By allowing ads to appear on this site, you support the local businesses who, in turn, support great journalism.
Group aims to strengthen marriages
In a day and age when half of all marriages end in divorce, Jim Steward of Ceres is hoping to improve the odds of success. He is executive director of the Stanislaus County Healthy Marriage Coalition, a local group working with a number of churches and community agencies to strengthen marriages and family relationships.

"The Coalition has a number of different methods that we use to build up marriages and build up families," said Steward, a marriage educator for 15 years. "We offer relationship skills training from everything to teens to empty-nesters through classes. We also do that through training of leaders."

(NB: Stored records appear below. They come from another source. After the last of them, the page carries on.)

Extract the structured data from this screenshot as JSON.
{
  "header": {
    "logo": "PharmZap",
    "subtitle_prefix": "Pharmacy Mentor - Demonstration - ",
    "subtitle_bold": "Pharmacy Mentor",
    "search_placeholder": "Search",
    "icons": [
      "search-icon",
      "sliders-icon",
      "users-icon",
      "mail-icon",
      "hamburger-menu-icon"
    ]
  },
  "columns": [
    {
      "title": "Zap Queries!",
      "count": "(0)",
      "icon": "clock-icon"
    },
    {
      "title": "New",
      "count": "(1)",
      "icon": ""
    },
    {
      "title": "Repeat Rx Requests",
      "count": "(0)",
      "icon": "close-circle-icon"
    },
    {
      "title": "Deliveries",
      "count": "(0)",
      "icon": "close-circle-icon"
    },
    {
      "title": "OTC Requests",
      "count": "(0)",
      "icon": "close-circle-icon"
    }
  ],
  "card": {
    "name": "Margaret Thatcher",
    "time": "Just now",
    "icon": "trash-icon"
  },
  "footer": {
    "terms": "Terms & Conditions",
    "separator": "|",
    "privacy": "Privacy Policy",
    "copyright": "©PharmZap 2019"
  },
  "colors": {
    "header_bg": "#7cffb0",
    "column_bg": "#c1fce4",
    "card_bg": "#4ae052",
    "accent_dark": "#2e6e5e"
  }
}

A number of churches are teaming up with the Coalition, among them Valley View Church of the Nazarene in Ceres. Pastor Craig Hunnel is hosting a program on Thursday night - Valentine's Day - called "The Great Date Night" as an introduction to the "10 Great Dates" program which starts in March. Valley View Church of the Nazarene, corner of Whitmore and Faith Home roads, will provide refreshments and free child-care and show a brief video introducing 10 Great Dates. Then the couple can go off on a date and leave their kids until 9 p.m. A list of questions designed to spark discussion will be handed out. Couples may also hang out at the church to interact or play games or watch videos. "It's kind of an evening at a Starbucks kind of thing," said Hunnel.

The 10 Great Dates program will take place on Fridays beginning March 14 and includes a workbook. The intent of the program is to help couples to:

• Improve on communication skills;

• Process anger and resolve conflicts;

• Set realistic goals for the marriage;

• Build a creative sex life;

• Develop spiritual intimacy;

• Balance busy lifestyles.

Each evening of 10 Great Dates will allow couples to talk about thought-provoking themes, said Steward. Couples will first meet as a group to watch the video and be sent out on their own date. The first night's theme will be on remembering what kindled the relationship.

"We hope they'll engage in those questions, but the fact that they're even coming and out on a date is a good sign," said Hunnell. The hope is that the date will involve face to face communication instead of non-interactive things like watching a movie.

Steward is encouraging as many churches in the county to get involved and offer the 10 Great Dates program. On Feb. 15 Calvary Temple in Modesto is starting one and on Feb. 22, Victory Assembly of God, 1960 E. Hatch Road, Ceres, launches its program.

Steward is a Christian who considers his role as a "marriage strengthener" to be a ministry but the Coalition itself is not a church ministry organization. Instead it is a non-profit organization funded by grants.

"The churches are the leader in providing this type of education currently," said Steward. "We're hoping to have more opportunities for people to receive this information through a variety of venues. The Family Wellness is related to us in that we want to build families and we think building couples is the key to that. If we can help couples and families simultaneously, we also do that."

Family Wellness program

Hunnel is also helping Steward to organize a Family Wellness workshop program through the Ceres Unified School District. Beginning in April and running through May, the program will be held Tuesdays at 6 p.m. Dr. Joe Hernandez, a Salida licensed clinical psychologist, and his wife Michelle, will conduct the Ceres Family Wellness workshops.

"We'll be giving family skills to help develop healthy families, healthy marriages," said Hunnel, a community representative of SCHMC.

Marriages can fail for a number of reasons, said Steward, but the chief reasons are a lack of communication and money problems.

"Many times it's due to crises that come into the marriage," he said. "Illness of either spouse or a child or something like that where they just don't have the coping skills to work through the situation."

Hunnel said studies suggest that cohabitation is also contributing to the shakiness of marriages.

His programs are intended to make people realize that marriage requires compromise and that every marriage has issues.

"We coach people to recognize danger signs in their relationship and then we reinforce positive practices," said Steward. "Rather than teaching them "don't do this, don't do this,' we say, "If you see this danger sign, here's a better way.' "

Since forming about two years ago, most of Steward's efforts has been in building partnerships and training up leaders. He said that a lot of things will be popping now that the foundation has been set.

"We're just now having this come into public view," said Steward.

The Coalition is also delving into a yard sign campaign as part of the "10,000 Sign Project." Signs printed with pro-marriage sayings are popping up all over the county.

The Coalition is also partnering with a church-based program called "Reconciling God's Way."

"They are responsible for mending quite a few marriages."

Steward said the American public still wholeheartedly supports marriage as an institution between a man and woman.

"Seventy-five percent of Californians think that if one person in a marriage wants a divorce and the other person does not the couple should be required to attend marriage education classes or couples counseling to try and work through their issues before a divorce is granted.

"People agree that divorce is harmful, that marriage is better."

Steward said the divorce has been slowly dropping "but the problem is people aren't getting married. That's one of our big jobs is to try to build up the perception that marriage is valuable and has a strong value both to our relationships but also to our communities because it costs a lot of money for people to be divorced. In Stanislaus County it costs $35,000 a couple in public impact that it has."

All the programs are posted on its website,